Cyrillic fonts, as well as Latin ones, have roman and italic types (practically all popular modern fonts include parallel sets of Latin and Cyrillic letters, where many glyphs, uppercase as well as lowercase, are simply shared by both).
some italic and cursive letters are different from those used in other languages.
These letter shapes are often used in upright fonts as well, especially for advertisements, road signs, inscriptions, posters and the like, less so in newspapers or books.
The name "Cyrillic" often confuses people who are not familiar with the script's history, because it does not identify a country of origin (in contrast to the "Greek alphabet").

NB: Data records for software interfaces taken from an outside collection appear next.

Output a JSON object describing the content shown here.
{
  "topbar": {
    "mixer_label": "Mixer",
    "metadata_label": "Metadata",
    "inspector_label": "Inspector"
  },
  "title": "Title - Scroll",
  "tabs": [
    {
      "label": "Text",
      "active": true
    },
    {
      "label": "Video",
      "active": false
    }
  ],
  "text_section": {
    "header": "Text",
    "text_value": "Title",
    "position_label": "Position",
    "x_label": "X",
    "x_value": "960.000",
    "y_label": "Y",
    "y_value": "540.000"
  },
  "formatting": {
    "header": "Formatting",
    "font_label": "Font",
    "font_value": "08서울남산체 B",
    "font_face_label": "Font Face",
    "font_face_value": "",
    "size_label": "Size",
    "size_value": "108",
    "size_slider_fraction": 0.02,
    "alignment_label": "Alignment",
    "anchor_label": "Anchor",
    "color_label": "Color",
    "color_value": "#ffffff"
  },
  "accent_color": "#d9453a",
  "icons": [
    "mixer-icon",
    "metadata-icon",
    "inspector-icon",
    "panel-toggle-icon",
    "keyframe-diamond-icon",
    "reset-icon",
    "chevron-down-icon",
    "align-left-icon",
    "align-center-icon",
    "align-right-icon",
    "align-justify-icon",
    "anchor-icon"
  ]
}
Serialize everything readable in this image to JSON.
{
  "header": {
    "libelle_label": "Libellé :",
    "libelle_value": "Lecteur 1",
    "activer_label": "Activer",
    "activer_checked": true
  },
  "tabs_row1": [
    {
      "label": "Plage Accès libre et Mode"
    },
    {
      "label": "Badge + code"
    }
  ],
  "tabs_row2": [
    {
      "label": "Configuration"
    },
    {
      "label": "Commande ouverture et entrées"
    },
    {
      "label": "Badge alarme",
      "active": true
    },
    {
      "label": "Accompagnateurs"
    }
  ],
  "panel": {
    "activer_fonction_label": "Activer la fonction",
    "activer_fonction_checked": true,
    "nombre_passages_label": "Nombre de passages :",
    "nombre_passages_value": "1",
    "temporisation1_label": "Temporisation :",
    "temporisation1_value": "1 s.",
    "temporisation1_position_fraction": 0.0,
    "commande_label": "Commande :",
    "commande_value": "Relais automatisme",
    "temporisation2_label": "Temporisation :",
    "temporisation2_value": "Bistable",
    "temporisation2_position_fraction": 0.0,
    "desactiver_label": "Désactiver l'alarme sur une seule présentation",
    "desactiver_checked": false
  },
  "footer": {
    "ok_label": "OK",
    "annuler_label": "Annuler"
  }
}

Some call it the "Russian alphabet" because Russian is the most popular and influential alphabet based on the script.
The Unicode 5.1 standard, released on 4 April 2008, greatly improves computer support for the early Cyrillic and the modern Church Slavonic language.
In Microsoft Windows, the Segoe UI user interface font is notable for having complete support for the archaic Cyrillic letters since Windows 8.
These additional letters were used for Old Church Slavonic sounds not found in Greek.
Thus, unlike the majority of modern Greek fonts that retained their own set of design principles for lower-case letters (such as the placement of serifs, the shapes of stroke ends, and stroke-thickness rules, although Greek capital letters do use Latin design principles), modern Cyrillic fonts are much the same as modern Latin fonts of the same font family.
The development of some Cyrillic computer typefaces from Latin ones has also contributed to the visual Latinization of Cyrillic type.
The following table shows the differences between the upright and italic Cyrillic letters of the Russian alphabet.
Italic forms significantly different from their upright analogues, or especially confusing to users of a Latin alphabet, are highlighted.
The script is named in honor of the two Byzantine brothers, Saints Cyril and Methodius, who created the Glagolitic alphabet earlier on.